THE TASK
Bring together copies of the lines in the data below that contain the word "heading".

DATA TO USE
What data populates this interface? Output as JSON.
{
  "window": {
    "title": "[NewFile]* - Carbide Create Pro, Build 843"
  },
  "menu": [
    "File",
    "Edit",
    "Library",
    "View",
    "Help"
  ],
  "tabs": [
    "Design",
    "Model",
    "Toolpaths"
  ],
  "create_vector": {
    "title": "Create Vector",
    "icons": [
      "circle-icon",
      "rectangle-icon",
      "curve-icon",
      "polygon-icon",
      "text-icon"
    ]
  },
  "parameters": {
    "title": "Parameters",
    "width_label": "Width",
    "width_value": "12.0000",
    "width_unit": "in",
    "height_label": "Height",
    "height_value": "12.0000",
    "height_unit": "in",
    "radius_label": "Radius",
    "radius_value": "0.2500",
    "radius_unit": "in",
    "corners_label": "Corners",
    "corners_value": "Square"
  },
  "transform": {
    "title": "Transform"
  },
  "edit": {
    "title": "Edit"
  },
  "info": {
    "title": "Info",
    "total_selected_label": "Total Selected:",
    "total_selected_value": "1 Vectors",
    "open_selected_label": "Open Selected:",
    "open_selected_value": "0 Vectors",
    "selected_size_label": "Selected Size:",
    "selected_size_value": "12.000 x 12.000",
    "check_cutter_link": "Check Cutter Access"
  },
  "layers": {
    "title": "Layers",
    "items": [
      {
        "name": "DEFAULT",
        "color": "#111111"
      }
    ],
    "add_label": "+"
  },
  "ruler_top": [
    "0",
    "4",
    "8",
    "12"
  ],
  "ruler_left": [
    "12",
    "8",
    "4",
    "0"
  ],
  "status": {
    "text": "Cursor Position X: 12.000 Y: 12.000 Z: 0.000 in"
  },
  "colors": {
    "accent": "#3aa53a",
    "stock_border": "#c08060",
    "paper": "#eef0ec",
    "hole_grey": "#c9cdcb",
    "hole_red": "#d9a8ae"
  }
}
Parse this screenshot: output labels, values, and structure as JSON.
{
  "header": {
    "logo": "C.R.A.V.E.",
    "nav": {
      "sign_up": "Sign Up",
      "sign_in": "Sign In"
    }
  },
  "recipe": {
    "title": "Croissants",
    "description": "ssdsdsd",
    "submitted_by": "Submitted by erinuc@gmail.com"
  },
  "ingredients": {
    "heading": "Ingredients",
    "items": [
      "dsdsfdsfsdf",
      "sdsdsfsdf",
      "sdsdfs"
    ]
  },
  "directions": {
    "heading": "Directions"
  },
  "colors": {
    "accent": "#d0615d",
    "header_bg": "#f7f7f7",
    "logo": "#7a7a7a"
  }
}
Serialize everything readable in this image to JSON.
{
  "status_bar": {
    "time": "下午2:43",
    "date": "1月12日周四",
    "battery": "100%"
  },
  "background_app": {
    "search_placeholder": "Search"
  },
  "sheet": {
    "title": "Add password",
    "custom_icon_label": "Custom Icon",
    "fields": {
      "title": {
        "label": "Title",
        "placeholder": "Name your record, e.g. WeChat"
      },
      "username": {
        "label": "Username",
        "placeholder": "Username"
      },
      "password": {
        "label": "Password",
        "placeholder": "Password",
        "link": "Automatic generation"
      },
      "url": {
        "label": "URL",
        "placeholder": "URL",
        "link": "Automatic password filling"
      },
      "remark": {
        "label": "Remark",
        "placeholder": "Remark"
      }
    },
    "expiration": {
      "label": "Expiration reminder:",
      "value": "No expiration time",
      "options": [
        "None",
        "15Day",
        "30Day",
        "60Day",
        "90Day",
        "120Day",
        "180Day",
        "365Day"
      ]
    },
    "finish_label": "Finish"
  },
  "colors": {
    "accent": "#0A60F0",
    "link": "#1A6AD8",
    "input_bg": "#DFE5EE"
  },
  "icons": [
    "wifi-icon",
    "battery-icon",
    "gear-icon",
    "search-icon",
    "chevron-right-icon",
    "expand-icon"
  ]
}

RESULT FOR THIS TASK
    "heading": "Ingredients",
    "heading": "Directions"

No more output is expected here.